(If you or someone you know is a victim of spousal abuse/ physical abuse/ adult abuse, either threatened or real, your/their immediate priority has to be securing your/their physical safety. Moving to a safe, protected location, be that the home of a friend or relative or a shelter for domestic violence victims, should be your/their first step. Accordingly, please see our listing of domestic violence telephone hotlines serving the St. Louis metropolitan area, where you can learn about the various options available to domestic violence victims.)
A person may bring an adult abuse case against someone with whom they are or were married, are or were living with, are or were having a romantic or intimate relationship with, or against a relative by blood or marriage. The immediate purpose is safety, both physical safety to the person being threatened or abused, as well as financial safety to that person and his/her family, and to provide this protection and support quickly.

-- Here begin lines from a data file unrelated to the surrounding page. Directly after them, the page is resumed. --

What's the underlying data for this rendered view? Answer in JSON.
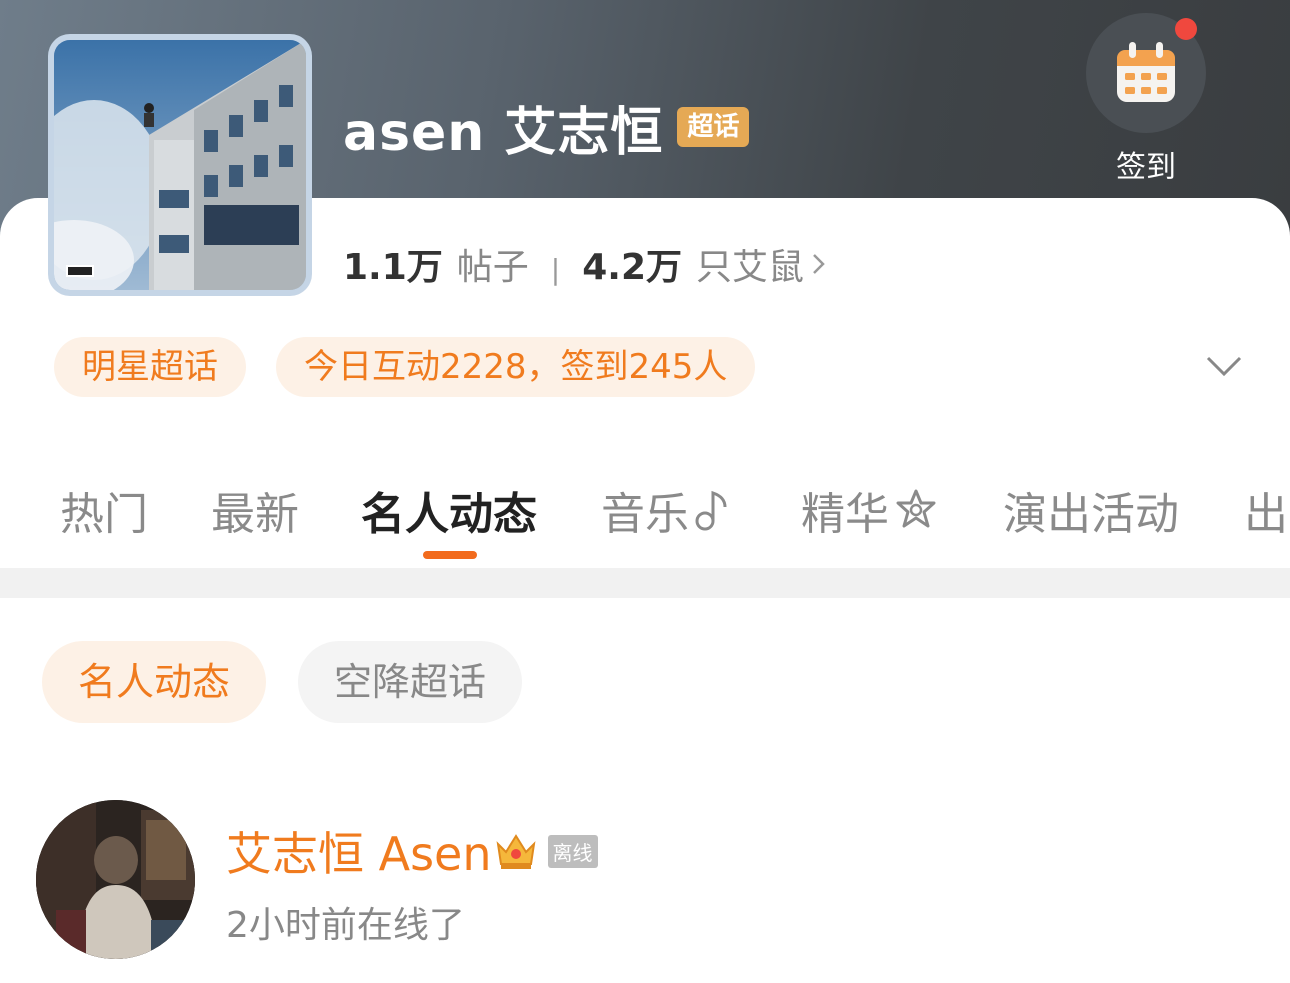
{
  "header": {
    "title": "asen 艾志恒",
    "badge": "超话",
    "checkin_label": "签到"
  },
  "stats": {
    "posts_value": "1.1万",
    "posts_label": "帖子",
    "fans_value": "4.2万",
    "fans_label": "只艾鼠"
  },
  "pills": {
    "category": "明星超话",
    "activity": "今日互动2228，签到245人"
  },
  "tabs": [
    {
      "label": "热门"
    },
    {
      "label": "最新"
    },
    {
      "label": "名人动态",
      "active": true
    },
    {
      "label": "音乐"
    },
    {
      "label": "精华"
    },
    {
      "label": "演出活动"
    },
    {
      "label": "出"
    }
  ],
  "subtabs": [
    {
      "label": "名人动态",
      "active": true
    },
    {
      "label": "空降超话"
    }
  ],
  "user": {
    "name": "艾志恒 Asen",
    "status_badge": "离线",
    "online_text": "2小时前在线了"
  },
  "colors": {
    "accent": "#f07b1e",
    "badge": "#e5a955",
    "notification_dot": "#f0483e"
  },
  "icons": [
    "calendar-icon",
    "chevron-right-icon",
    "chevron-down-icon",
    "music-note-icon",
    "star-badge-icon",
    "crown-icon"
  ]
}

Physical and Financial Safety Are Provided Through The Adult Abuse Law
Physical safety in the form of an “order of protection” can be obtained immediately upon filing the adult abuse case. The order will typically prohibit the accused abuser from abusing the person further, from entering or staying within the residence where the person lives, and from communicating in any way with the person filing. In some cases, the alleged abuser will also be prohibited from being within a certain vicinity of the person filing. The order is issued “ex parte”, meaning without a hearing and without the accused being offered an opportunity to answer the charges. For that reason, it is a temporary order until a hearing can be held.

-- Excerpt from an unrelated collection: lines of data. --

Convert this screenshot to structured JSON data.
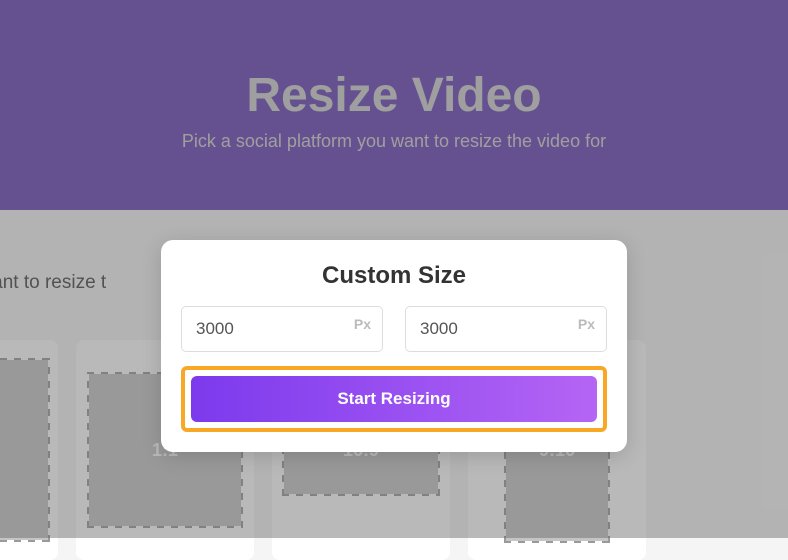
{
  "header": {
    "title": "Resize Video",
    "subtitle": "Pick a social platform you want to resize the video for"
  },
  "background": {
    "partial_text": "ou want to resize t",
    "presets": [
      {
        "label": ""
      },
      {
        "label": "1:1"
      },
      {
        "label": "16:9"
      },
      {
        "label": "9:16"
      }
    ]
  },
  "modal": {
    "title": "Custom Size",
    "width_value": "3000",
    "height_value": "3000",
    "unit_label": "Px",
    "button_label": "Start Resizing"
  }
}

Within 15 days of the filing, there will be a court hearing to determine if the temporary “order of protection” should be made into a “full order of protection” extending for up to a year, with the possibility of being further extended two additional periods of a year each. At the hearing, the court will also decide whether to award whatever financial relief the petitioner sought when filing, such as maintenance for the accuser and child support for any children born of the relationship. The court may also require the abuser to pay the attorney fees of the person filing, or any domestic violence shelter fees that person incurred, as well ordering the accused to participate in counseling.
There are several actions covered under the adult abuse law, including physical abuse, mental or emotional abuse, coercion, sexual assault, unlawful imprisonment, harassment and stalking, for which an order of protection can be obtained. However, while the temporary or “ex parte” order is provided automatically, the court will not convert it into a full order until the person seeking it can convince the court at the hearing that the accused committed, attempted or threatened any one or all of these acts.
Violating an Order of Protection Is a Crime
Failure to abide by either a temporary or full order of protection is a criminal offense, punishable by incarceration. In addition, commission of any of the underlying actions covered by the adult abuse law, such as assault and battery, exposes the perpetrator to criminal prosecution for those acts as well.
Cynthia Fox offers caring and effective counsel and representation to those involved in an adult abuse case, having represented dozens of clients, including the victims of abuse as well as those who believe they have been falsely accused of abuse.